This invention has industrial applicability in any situation in which it is desired to release a passenger molecule from a carrier molecule when a passenger-carrier conjugate reaches an acidic location or is otherwise subjected to acidic conditions. Such uses may include industrial and non-medical processes. For example, one such use involves affinity chromatography. In this procedure, carriers would comprise solid matrix, such as beads packed into a column or other vessel. The passenger molecules would comprise specific ligands used to purify or analyze receptor molecules. Normally, a ligand is bound directly to a bead or other solid matrix. The bound receptor molecules normally are eluted from the vessel by means of high salt or excess free ligand solution. Such procedures may require further purification to remove salt or free ligand from the eluent. However, the use of a pH-sensitive spacer molecule between a bead and a ligand would allow the ligand to be removed from the bead by the simple step of washing the carriers with a mild acidic solution. In addition to simplifying and enhancing the assay involved, this step is reversible and could allow for the regeneration of the beads by the subsequent addition of fresh ligands.
In any procedure where it is desirable to modify the physicochemical properties of a molecule by conjugating it to another molecule, it may be desirable to cleave the conjugate into its components at a subsequent time to recover the original molecule. Such recovery may be facilitated if the conjugate includes an acid-sensitive bond. Such conjugates may be formed by the methods of this invention. For example, it may be useful to reduce the hydrophobicity of a molecule to increase the ability of the molecule to pass through a filter, ion exchanger, membrane, or adsorption column. This may be accomplished by conjugating the molecule to a hydrophilic molecule. After the filtration, ion exchange, or adsorption process is complete, it may be desirable to cleave the conjugate into its component molecules to recover the hydrophobic molecule.
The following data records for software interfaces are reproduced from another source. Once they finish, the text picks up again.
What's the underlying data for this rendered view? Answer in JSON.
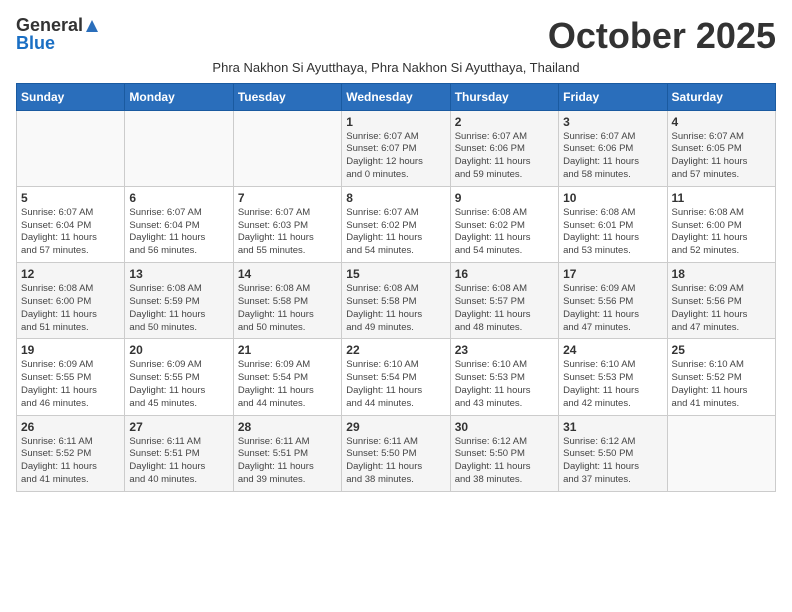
{
  "logo": {
    "general": "General",
    "blue": "Blue"
  },
  "title": "October 2025",
  "subtitle": "Phra Nakhon Si Ayutthaya, Phra Nakhon Si Ayutthaya, Thailand",
  "days_of_week": [
    "Sunday",
    "Monday",
    "Tuesday",
    "Wednesday",
    "Thursday",
    "Friday",
    "Saturday"
  ],
  "weeks": [
    [
      {
        "day": "",
        "info": ""
      },
      {
        "day": "",
        "info": ""
      },
      {
        "day": "",
        "info": ""
      },
      {
        "day": "1",
        "info": "Sunrise: 6:07 AM\nSunset: 6:07 PM\nDaylight: 12 hours\nand 0 minutes."
      },
      {
        "day": "2",
        "info": "Sunrise: 6:07 AM\nSunset: 6:06 PM\nDaylight: 11 hours\nand 59 minutes."
      },
      {
        "day": "3",
        "info": "Sunrise: 6:07 AM\nSunset: 6:06 PM\nDaylight: 11 hours\nand 58 minutes."
      },
      {
        "day": "4",
        "info": "Sunrise: 6:07 AM\nSunset: 6:05 PM\nDaylight: 11 hours\nand 57 minutes."
      }
    ],
    [
      {
        "day": "5",
        "info": "Sunrise: 6:07 AM\nSunset: 6:04 PM\nDaylight: 11 hours\nand 57 minutes."
      },
      {
        "day": "6",
        "info": "Sunrise: 6:07 AM\nSunset: 6:04 PM\nDaylight: 11 hours\nand 56 minutes."
      },
      {
        "day": "7",
        "info": "Sunrise: 6:07 AM\nSunset: 6:03 PM\nDaylight: 11 hours\nand 55 minutes."
      },
      {
        "day": "8",
        "info": "Sunrise: 6:07 AM\nSunset: 6:02 PM\nDaylight: 11 hours\nand 54 minutes."
      },
      {
        "day": "9",
        "info": "Sunrise: 6:08 AM\nSunset: 6:02 PM\nDaylight: 11 hours\nand 54 minutes."
      },
      {
        "day": "10",
        "info": "Sunrise: 6:08 AM\nSunset: 6:01 PM\nDaylight: 11 hours\nand 53 minutes."
      },
      {
        "day": "11",
        "info": "Sunrise: 6:08 AM\nSunset: 6:00 PM\nDaylight: 11 hours\nand 52 minutes."
      }
    ],
    [
      {
        "day": "12",
        "info": "Sunrise: 6:08 AM\nSunset: 6:00 PM\nDaylight: 11 hours\nand 51 minutes."
      },
      {
        "day": "13",
        "info": "Sunrise: 6:08 AM\nSunset: 5:59 PM\nDaylight: 11 hours\nand 50 minutes."
      },
      {
        "day": "14",
        "info": "Sunrise: 6:08 AM\nSunset: 5:58 PM\nDaylight: 11 hours\nand 50 minutes."
      },
      {
        "day": "15",
        "info": "Sunrise: 6:08 AM\nSunset: 5:58 PM\nDaylight: 11 hours\nand 49 minutes."
      },
      {
        "day": "16",
        "info": "Sunrise: 6:08 AM\nSunset: 5:57 PM\nDaylight: 11 hours\nand 48 minutes."
      },
      {
        "day": "17",
        "info": "Sunrise: 6:09 AM\nSunset: 5:56 PM\nDaylight: 11 hours\nand 47 minutes."
      },
      {
        "day": "18",
        "info": "Sunrise: 6:09 AM\nSunset: 5:56 PM\nDaylight: 11 hours\nand 47 minutes."
      }
    ],
    [
      {
        "day": "19",
        "info": "Sunrise: 6:09 AM\nSunset: 5:55 PM\nDaylight: 11 hours\nand 46 minutes."
      },
      {
        "day": "20",
        "info": "Sunrise: 6:09 AM\nSunset: 5:55 PM\nDaylight: 11 hours\nand 45 minutes."
      },
      {
        "day": "21",
        "info": "Sunrise: 6:09 AM\nSunset: 5:54 PM\nDaylight: 11 hours\nand 44 minutes."
      },
      {
        "day": "22",
        "info": "Sunrise: 6:10 AM\nSunset: 5:54 PM\nDaylight: 11 hours\nand 44 minutes."
      },
      {
        "day": "23",
        "info": "Sunrise: 6:10 AM\nSunset: 5:53 PM\nDaylight: 11 hours\nand 43 minutes."
      },
      {
        "day": "24",
        "info": "Sunrise: 6:10 AM\nSunset: 5:53 PM\nDaylight: 11 hours\nand 42 minutes."
      },
      {
        "day": "25",
        "info": "Sunrise: 6:10 AM\nSunset: 5:52 PM\nDaylight: 11 hours\nand 41 minutes."
      }
    ],
    [
      {
        "day": "26",
        "info": "Sunrise: 6:11 AM\nSunset: 5:52 PM\nDaylight: 11 hours\nand 41 minutes."
      },
      {
        "day": "27",
        "info": "Sunrise: 6:11 AM\nSunset: 5:51 PM\nDaylight: 11 hours\nand 40 minutes."
      },
      {
        "day": "28",
        "info": "Sunrise: 6:11 AM\nSunset: 5:51 PM\nDaylight: 11 hours\nand 39 minutes."
      },
      {
        "day": "29",
        "info": "Sunrise: 6:11 AM\nSunset: 5:50 PM\nDaylight: 11 hours\nand 38 minutes."
      },
      {
        "day": "30",
        "info": "Sunrise: 6:12 AM\nSunset: 5:50 PM\nDaylight: 11 hours\nand 38 minutes."
      },
      {
        "day": "31",
        "info": "Sunrise: 6:12 AM\nSunset: 5:50 PM\nDaylight: 11 hours\nand 37 minutes."
      },
      {
        "day": "",
        "info": ""
      }
    ]
  ]
}
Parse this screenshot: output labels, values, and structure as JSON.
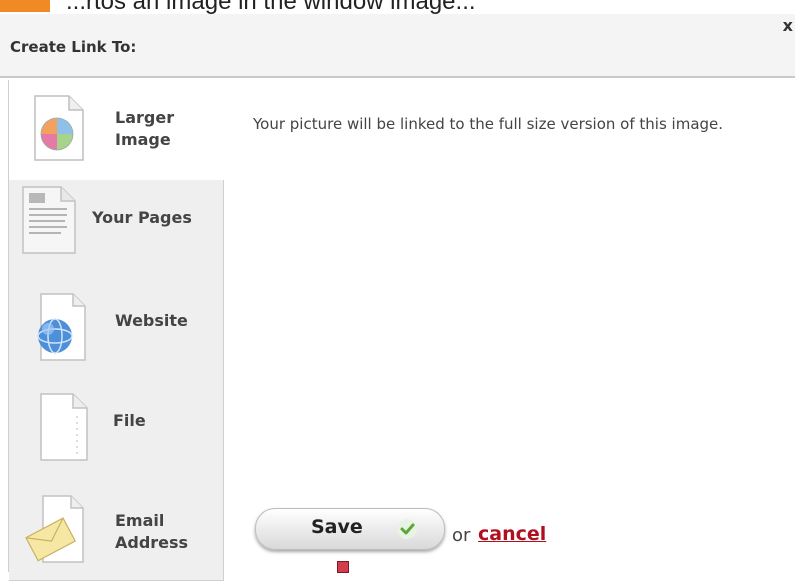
{
  "header": {
    "title": "Create Link To:",
    "close_label": "x"
  },
  "top_strip": {
    "cut_text": "...rtos an image in the window image..."
  },
  "tabs": [
    {
      "label_line1": "Larger",
      "label_line2": "Image",
      "icon": "image-file-icon",
      "active": true
    },
    {
      "label_line1": "Your Pages",
      "label_line2": "",
      "icon": "page-document-icon",
      "active": false
    },
    {
      "label_line1": "Website",
      "label_line2": "",
      "icon": "globe-file-icon",
      "active": false
    },
    {
      "label_line1": "File",
      "label_line2": "",
      "icon": "blank-file-icon",
      "active": false
    },
    {
      "label_line1": "Email",
      "label_line2": "Address",
      "icon": "envelope-icon",
      "active": false
    }
  ],
  "main": {
    "description": "Your picture will be linked to the full size version of this image.",
    "save_label": "Save",
    "or_label": "or",
    "cancel_label": "cancel"
  },
  "colors": {
    "accent_orange": "#f08a24",
    "cancel_red": "#b10f1f",
    "check_green": "#5aa83c"
  }
}
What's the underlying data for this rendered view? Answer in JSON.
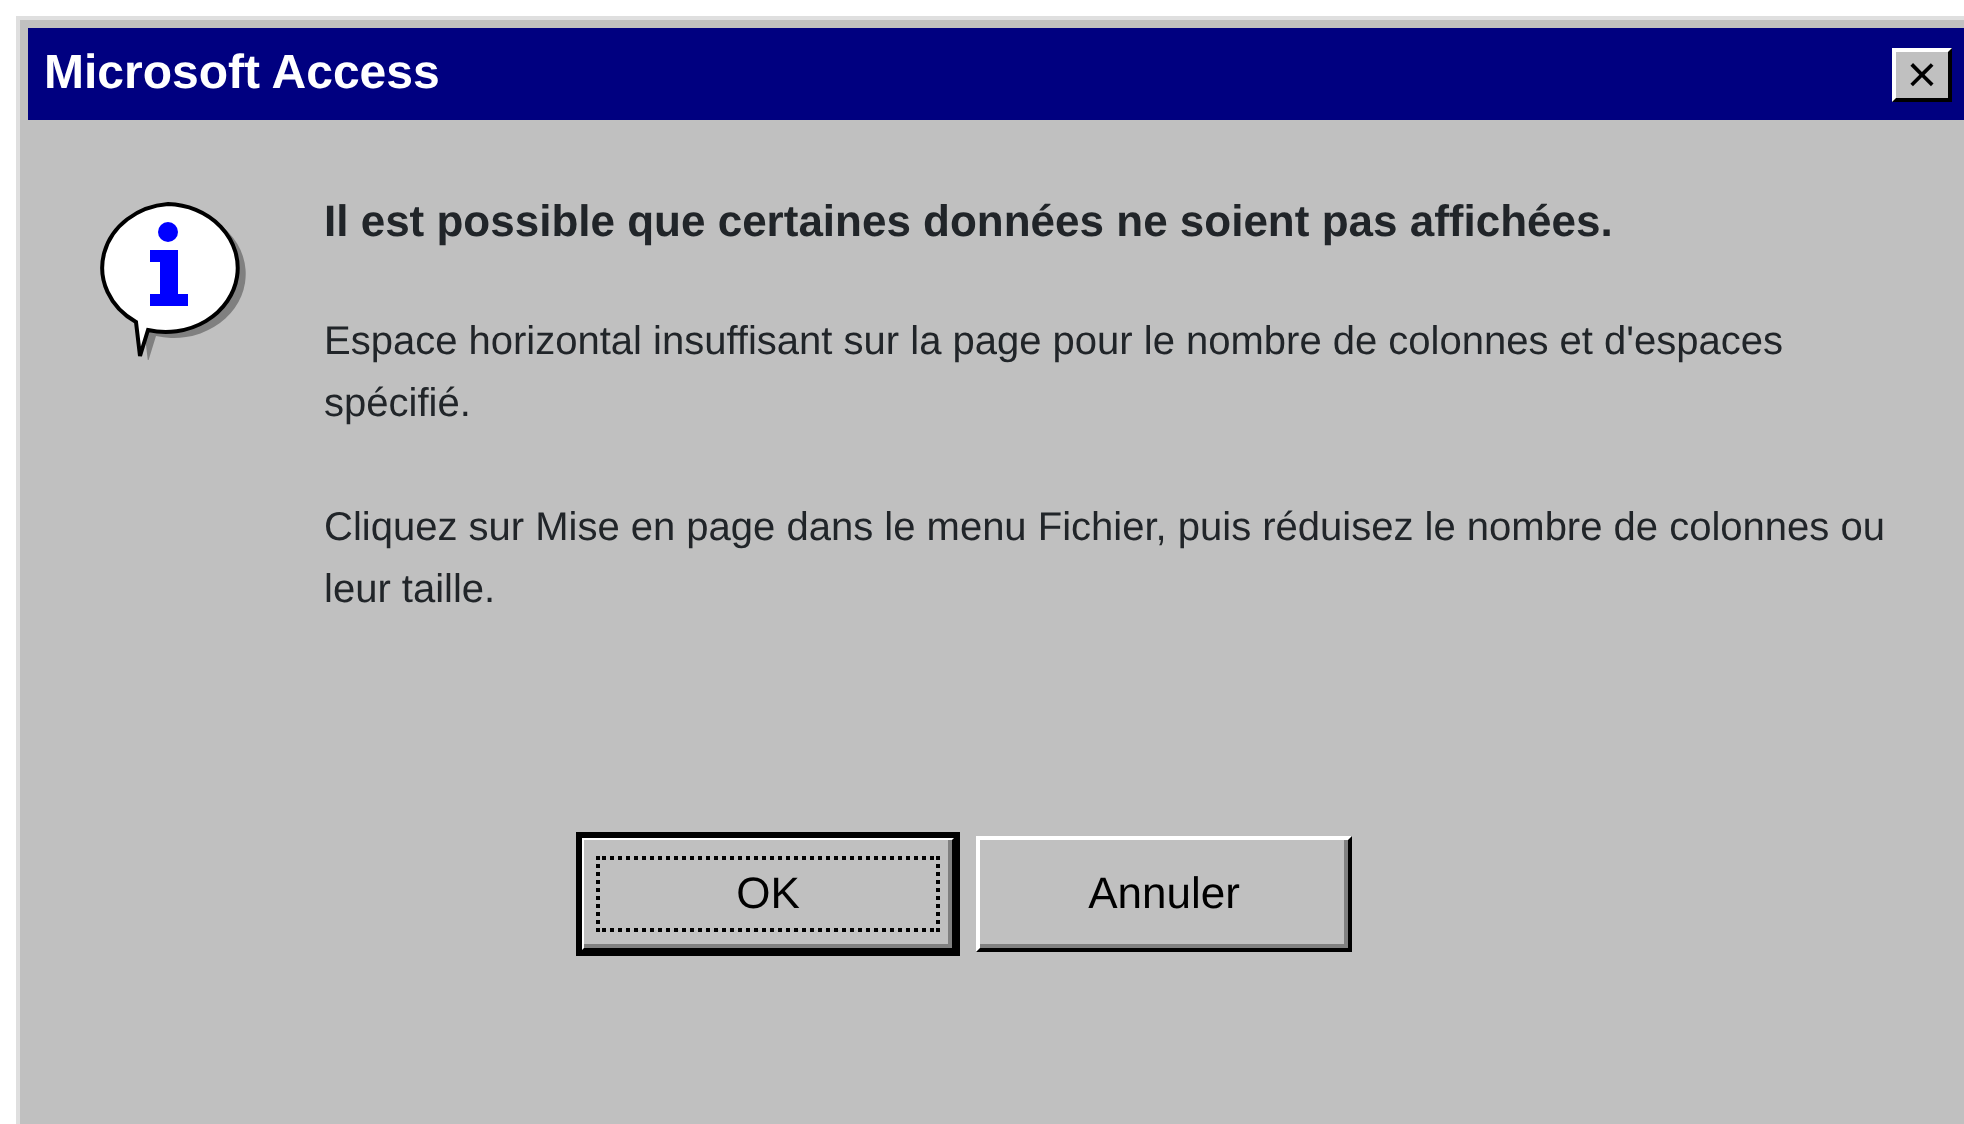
{
  "window": {
    "title": "Microsoft Access",
    "close": "×"
  },
  "message": {
    "heading": "Il est possible que certaines données ne soient pas affichées.",
    "paragraphs": [
      "Espace horizontal insuffisant sur la page pour le nombre de colonnes et d'espaces spécifié.",
      "Cliquez sur Mise en page dans le menu Fichier, puis réduisez le nombre de colonnes ou leur taille."
    ]
  },
  "buttons": [
    {
      "label": "OK",
      "default": true
    },
    {
      "label": "Annuler",
      "default": false
    }
  ]
}
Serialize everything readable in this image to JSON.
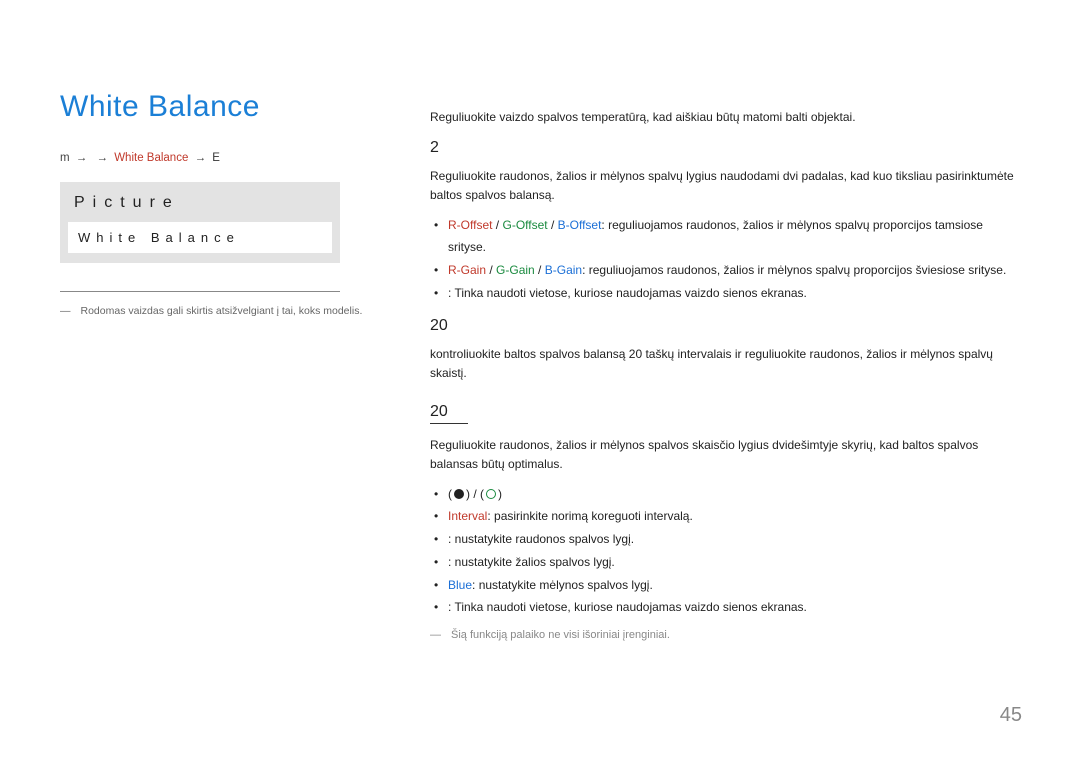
{
  "title": "White Balance",
  "breadcrumb": {
    "menu": "m",
    "path_hl": "White Balance",
    "suffix": "E"
  },
  "panel": {
    "title": "Picture",
    "item": "White Balance"
  },
  "footnote_left": "Rodomas vaizdas gali skirtis atsižvelgiant į tai, koks modelis.",
  "intro": "Reguliuokite vaizdo spalvos temperatūrą, kad aiškiau būtų matomi balti objektai.",
  "sec1": {
    "num": "2",
    "p": "Reguliuokite raudonos, žalios ir mėlynos spalvų lygius naudodami dvi padalas, kad kuo tiksliau pasirinktumėte baltos spalvos balansą.",
    "li1": {
      "r": "R-Offset",
      "g": "G-Offset",
      "b": "B-Offset",
      "tail": ": reguliuojamos raudonos, žalios ir mėlynos spalvų proporcijos tamsiose srityse."
    },
    "li2": {
      "r": "R-Gain",
      "g": "G-Gain",
      "b": "B-Gain",
      "tail": ": reguliuojamos raudonos, žalios ir mėlynos spalvų proporcijos šviesiose srityse."
    },
    "li3": ": Tinka naudoti vietose, kuriose naudojamas vaizdo sienos ekranas."
  },
  "sec2": {
    "num": "20",
    "p": "kontroliuokite baltos spalvos balansą 20 taškų intervalais ir reguliuokite raudonos, žalios ir mėlynos spalvų skaistį."
  },
  "sec3": {
    "num": "20",
    "p": "Reguliuokite raudonos, žalios ir mėlynos spalvos skaisčio lygius dvidešimtyje skyrių, kad baltos spalvos balansas būtų optimalus.",
    "li_toggle": {
      "open": "(",
      "mid": ") / (",
      "close": ")"
    },
    "li_interval": {
      "label": "Interval",
      "tail": ": pasirinkite norimą koreguoti intervalą."
    },
    "li_red": ": nustatykite raudonos spalvos lygį.",
    "li_green": ": nustatykite žalios spalvos lygį.",
    "li_blue": {
      "label": "Blue",
      "tail": ": nustatykite mėlynos spalvos lygį."
    },
    "li_wall": ": Tinka naudoti vietose, kuriose naudojamas vaizdo sienos ekranas.",
    "footnote": "Šią funkciją palaiko ne visi išoriniai įrenginiai."
  },
  "page_number": "45"
}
If the conjugate contains an acidity-sensitive spacer molecule according to this invention, cleavage may be accomplished by the simple method of contacting the conjugate with an acid.
Those skilled in the art will recognize, or will be able to ascertain using no more than routine experimentation, numerous equivalents to the specific embodiments described herein. Such equivalents are within the scope of this invention.
1 C. DeDuve et al, Biochem. Pharmacol. 23:2495-2431 (1974).
2. Scientific Tables, 6th edition, p. 551, Documenta Geigy (1962).
3. C. DeDuve et al, Microenvironments and Metabolic Compartmentation, p. 371-379, Academic Press, New York (1978) and S. Ohkuma et al, Proc. Nat'l. Acad. Sci. 75: 3327-331 (1978).
4. J. T. Dingle (ed.), Lysosomes in Biology and Pathology, Vol. 3., p. 89-137, North Holland Publ., Amsterdam (1973).
5. A. G. Gilman, et al, The Pharmacological Basis of Therapeutics, 6th edition, p. 1, Macmillan Publ., New York (1980).